It is not realistic to ask male-female couples to do this, but I find it very touching when such couples do make a stand like this. It’s a big sacrifice, and when it comes from a famous rugby player like Dave Pocock it makes a doubly strong point.
It’s been a big month in Australia – I am just sorry my day has left this blog mostly silent (though I do have a chapter in the new Australian book “Speak Now”!)
The latest news includes, a departing State Premier (South Australia’s Mike Rann backing equality), the Acting Premier of Queensland (basically our Texas) backing federal marriage equality and proposing a state civil union scheme in the meantime, and the national President of the ruling Labor Party saying she also backs equality.
None of this means it’s more likely to happen in the national Parliament this year – but all the momentum is positive. Keep reading for more details Continue reading →
Well, well, this is a positive development. The United States’ Public Religion Research Institute today released “Generations at Odds: The Millennial Generation and the Future of Gay and Lesbian Rights,” a report into what todays teens and 20-somethings in the US think about us.
62% of American youth favor marriage equality, including 49% of those identifying as Republican and 44% of those who think of themselves as Evangelical. In the last category that means the youth are four times more to support equality than senior Evangelicals.
This is what they call a snowball effect, ladies and gentlemen.
(Interestingly more Catholics think the Church’s approach to gays is too extreme than think it is “about right.”)
Rodney Croome has penned some very useful observations on the Australian Broadcasting Corporation website.
Croome shows why the recent consultation MPs ran on gay marriage will have a positive effect in the medium and long term.
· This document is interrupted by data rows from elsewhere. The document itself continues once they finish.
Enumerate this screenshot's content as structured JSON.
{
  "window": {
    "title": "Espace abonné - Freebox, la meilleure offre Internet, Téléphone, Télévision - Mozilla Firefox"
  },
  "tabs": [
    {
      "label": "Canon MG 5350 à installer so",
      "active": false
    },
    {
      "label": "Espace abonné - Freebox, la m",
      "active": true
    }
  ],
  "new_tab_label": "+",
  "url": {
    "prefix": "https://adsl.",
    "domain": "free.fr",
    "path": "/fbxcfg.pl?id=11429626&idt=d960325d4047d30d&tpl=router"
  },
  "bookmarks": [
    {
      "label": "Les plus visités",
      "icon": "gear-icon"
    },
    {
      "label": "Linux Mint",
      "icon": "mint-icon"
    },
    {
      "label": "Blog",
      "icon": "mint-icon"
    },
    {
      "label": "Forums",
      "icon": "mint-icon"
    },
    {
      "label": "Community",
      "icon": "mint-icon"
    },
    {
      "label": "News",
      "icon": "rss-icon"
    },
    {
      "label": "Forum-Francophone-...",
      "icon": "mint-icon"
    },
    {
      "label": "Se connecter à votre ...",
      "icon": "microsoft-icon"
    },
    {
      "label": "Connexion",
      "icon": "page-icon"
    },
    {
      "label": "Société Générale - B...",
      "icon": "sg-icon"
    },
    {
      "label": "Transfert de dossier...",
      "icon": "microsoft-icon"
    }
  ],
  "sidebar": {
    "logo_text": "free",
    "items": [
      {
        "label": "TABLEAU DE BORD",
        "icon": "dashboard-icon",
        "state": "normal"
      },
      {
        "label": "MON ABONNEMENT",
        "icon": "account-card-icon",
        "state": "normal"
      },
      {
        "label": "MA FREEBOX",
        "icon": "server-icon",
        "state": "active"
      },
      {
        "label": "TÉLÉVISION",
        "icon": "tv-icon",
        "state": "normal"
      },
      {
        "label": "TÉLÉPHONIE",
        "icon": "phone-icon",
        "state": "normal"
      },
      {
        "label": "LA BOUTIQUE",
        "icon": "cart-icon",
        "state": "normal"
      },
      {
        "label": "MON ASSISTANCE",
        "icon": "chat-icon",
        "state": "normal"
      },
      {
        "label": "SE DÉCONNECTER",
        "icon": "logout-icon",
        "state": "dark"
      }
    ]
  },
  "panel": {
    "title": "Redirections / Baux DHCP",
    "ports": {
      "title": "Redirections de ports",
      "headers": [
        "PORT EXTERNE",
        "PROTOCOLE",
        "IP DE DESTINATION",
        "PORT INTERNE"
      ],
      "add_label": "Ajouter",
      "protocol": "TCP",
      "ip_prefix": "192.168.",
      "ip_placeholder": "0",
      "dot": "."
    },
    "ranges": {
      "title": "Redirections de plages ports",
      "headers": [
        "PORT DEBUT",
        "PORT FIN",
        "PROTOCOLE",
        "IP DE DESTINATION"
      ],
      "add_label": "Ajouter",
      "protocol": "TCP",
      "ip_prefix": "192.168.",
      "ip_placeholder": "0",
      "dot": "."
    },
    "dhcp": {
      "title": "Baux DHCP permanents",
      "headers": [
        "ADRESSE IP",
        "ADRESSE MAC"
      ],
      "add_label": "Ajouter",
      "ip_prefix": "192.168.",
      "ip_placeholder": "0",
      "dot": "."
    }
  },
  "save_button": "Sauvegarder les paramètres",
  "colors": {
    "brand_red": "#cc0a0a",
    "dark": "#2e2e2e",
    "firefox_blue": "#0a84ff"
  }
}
And most importantly he shows why we shouldn’t fall into the default view that the campaign has suffered a setback just because most MPs continued to stick to the party lines against equality.
* It prompted thousands of those who were indifferent to think about their position.
* This kind of constructive debate inevitably changes hearts and minds for the better.
A good example of the slowly rising tide is the member for Ballarat, Catherine King, who told the ABC, “I am on the public recorded of supporting the current definition of marriage but I have to say that view has been fundamentally challenged by the representations of same-sex couples”.
This shouldn’t really come as a surprise … one month after Rhode Island introduced civil unions rather than full marriage (trailing New York on both the time and equality clocks), no-one is much interested.
And why would they be, when you can potter up the road north or south and get the real deal?
I am glad the nine couples in their new unions have some enhanced protections, but I think the numbers speak for themselves. A halfway house is often a nowhere house, and people are obviously voting with their feet.
(And, by the way, you can now get marriage in more US jurisdictions than those left to settle for a civil union.)
These pictures from The Guardian are just great, from the first day of marriage equality in New York. Who the hell could fail to be moved by this joy? Another gallery from LIFE is here. Video here: Gay Marriage arrives in New York. Nearly 700 couples were married on the first day – an all-time record for New York.
First up – the overall queer community is marrying at the same rate as opposite sex couples in Massachusetts, thanks to same sex female couples outnumbering the men two to one.
Secondly, in terms of UK divorces lesbians were also in the lead in 2010 (maybe not in a good way) about 3.3% dissolving their partnership compared to 1.6% of the men. These rates are still lower than that of opposite sex couples.
So, we are not marrying less or divorcing more it seems. That’s both no news and good news all round the push for equality I would say.